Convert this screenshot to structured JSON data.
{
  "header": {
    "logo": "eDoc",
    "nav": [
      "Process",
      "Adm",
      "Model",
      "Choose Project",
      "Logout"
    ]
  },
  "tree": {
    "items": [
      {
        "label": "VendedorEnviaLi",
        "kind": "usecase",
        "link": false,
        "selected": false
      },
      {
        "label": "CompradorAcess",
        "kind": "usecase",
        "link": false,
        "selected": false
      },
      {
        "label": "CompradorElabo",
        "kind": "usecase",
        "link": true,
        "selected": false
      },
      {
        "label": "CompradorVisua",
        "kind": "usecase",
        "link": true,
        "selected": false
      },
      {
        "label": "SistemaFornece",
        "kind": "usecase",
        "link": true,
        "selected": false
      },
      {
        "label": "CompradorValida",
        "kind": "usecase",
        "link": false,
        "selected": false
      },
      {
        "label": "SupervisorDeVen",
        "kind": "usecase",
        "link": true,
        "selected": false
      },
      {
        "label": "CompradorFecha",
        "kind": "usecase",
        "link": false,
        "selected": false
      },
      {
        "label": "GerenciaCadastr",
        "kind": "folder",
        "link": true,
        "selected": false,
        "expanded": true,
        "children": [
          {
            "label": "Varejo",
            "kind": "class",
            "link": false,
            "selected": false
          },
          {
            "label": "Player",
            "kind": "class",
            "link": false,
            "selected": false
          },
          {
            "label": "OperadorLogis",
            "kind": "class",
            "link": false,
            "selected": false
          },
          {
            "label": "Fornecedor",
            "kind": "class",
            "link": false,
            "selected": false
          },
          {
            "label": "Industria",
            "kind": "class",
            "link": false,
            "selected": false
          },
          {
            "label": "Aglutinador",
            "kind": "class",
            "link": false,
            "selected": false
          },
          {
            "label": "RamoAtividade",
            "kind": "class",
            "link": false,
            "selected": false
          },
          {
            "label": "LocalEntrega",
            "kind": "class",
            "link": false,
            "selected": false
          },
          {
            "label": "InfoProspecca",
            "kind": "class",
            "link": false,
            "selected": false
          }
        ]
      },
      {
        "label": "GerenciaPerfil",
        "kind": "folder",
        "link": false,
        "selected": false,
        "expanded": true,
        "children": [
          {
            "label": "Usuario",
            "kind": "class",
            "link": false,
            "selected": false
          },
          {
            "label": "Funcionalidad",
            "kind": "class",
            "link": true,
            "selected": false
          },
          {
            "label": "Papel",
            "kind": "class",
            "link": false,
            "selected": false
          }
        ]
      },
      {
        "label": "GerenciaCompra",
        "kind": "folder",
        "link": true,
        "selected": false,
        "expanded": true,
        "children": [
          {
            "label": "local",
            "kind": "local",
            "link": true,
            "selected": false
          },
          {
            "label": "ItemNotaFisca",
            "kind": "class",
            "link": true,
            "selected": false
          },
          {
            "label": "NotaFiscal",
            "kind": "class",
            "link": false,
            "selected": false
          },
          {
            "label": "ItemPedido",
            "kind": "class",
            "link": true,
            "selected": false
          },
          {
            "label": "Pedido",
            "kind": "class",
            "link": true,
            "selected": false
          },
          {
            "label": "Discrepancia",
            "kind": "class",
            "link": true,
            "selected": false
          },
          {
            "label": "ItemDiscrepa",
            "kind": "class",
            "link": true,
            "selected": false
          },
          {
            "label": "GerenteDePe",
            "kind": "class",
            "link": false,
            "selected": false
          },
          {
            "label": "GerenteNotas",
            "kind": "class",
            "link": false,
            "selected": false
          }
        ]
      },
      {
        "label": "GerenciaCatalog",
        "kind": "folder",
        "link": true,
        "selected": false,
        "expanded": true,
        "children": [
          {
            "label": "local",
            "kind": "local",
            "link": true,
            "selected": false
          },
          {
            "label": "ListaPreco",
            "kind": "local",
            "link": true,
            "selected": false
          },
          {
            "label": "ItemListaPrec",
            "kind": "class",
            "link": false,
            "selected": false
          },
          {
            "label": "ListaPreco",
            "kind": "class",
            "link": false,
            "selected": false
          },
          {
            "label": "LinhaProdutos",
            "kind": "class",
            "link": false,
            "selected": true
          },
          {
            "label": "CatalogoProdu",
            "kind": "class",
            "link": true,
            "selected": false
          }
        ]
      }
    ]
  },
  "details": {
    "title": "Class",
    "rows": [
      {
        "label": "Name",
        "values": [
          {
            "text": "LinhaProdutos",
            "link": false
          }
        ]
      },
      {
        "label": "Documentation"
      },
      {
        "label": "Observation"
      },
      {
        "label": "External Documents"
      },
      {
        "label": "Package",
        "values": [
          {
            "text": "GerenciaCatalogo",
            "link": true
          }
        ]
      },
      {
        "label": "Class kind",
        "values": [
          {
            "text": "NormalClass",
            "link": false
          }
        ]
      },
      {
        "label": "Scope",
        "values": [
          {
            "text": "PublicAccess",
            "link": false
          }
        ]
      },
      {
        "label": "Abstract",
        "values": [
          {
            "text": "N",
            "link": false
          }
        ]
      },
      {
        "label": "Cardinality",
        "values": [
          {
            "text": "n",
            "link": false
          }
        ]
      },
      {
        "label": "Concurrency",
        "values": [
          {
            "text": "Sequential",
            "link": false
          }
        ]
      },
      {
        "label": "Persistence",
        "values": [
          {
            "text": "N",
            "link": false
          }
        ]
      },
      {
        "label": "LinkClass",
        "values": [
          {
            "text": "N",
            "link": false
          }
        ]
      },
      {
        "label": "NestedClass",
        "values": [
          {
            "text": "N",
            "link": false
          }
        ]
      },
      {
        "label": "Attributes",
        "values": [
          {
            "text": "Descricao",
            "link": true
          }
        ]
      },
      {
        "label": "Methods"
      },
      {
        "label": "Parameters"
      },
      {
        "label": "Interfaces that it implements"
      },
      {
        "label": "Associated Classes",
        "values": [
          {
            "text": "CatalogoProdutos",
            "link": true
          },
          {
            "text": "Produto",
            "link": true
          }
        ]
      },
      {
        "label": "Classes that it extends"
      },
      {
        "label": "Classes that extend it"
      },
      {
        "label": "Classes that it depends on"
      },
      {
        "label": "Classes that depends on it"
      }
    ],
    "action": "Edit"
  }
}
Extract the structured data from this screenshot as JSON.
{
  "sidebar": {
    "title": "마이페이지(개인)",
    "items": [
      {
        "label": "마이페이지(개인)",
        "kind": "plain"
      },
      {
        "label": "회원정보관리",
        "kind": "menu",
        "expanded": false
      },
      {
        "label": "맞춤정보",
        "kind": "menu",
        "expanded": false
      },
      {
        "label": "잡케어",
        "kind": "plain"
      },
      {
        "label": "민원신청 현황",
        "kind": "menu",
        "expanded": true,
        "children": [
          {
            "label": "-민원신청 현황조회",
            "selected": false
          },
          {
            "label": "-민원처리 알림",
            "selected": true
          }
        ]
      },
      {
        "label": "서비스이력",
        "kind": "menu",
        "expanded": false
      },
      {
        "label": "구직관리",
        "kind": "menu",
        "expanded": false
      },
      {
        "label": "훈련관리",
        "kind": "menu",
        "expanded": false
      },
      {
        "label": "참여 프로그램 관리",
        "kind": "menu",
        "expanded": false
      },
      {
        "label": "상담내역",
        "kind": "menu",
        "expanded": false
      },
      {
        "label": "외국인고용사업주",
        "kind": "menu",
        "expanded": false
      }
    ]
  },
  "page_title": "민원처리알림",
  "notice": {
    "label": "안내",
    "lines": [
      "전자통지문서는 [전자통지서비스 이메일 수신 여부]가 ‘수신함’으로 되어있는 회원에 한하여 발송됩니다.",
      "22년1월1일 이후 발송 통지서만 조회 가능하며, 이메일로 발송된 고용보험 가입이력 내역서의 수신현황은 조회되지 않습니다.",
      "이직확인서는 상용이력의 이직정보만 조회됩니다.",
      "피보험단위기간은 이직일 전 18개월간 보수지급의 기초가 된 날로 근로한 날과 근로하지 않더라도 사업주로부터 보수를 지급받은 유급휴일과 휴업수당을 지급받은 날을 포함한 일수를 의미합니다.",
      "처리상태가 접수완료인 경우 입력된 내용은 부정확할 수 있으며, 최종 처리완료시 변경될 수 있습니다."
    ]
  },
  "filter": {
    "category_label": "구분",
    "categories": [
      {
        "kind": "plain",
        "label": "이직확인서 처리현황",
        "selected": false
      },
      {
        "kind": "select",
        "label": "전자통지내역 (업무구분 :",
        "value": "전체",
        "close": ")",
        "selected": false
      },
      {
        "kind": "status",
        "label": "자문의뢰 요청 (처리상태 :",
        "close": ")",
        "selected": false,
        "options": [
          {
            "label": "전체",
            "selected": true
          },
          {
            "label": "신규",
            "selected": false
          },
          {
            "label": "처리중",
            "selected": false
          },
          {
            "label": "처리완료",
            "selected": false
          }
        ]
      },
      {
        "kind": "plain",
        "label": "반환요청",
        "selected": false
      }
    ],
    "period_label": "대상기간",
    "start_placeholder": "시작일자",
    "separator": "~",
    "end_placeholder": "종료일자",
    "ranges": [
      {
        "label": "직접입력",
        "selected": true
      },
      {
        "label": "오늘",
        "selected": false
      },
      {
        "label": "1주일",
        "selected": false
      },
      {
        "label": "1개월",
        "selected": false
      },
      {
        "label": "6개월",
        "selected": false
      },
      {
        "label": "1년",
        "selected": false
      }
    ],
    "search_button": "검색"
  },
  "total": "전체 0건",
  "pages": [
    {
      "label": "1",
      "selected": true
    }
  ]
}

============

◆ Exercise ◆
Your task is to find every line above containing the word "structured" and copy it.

◆ Solution for this task ◆
Convert this screenshot to structured JSON data.
Extract the structured data from this screenshot as JSON.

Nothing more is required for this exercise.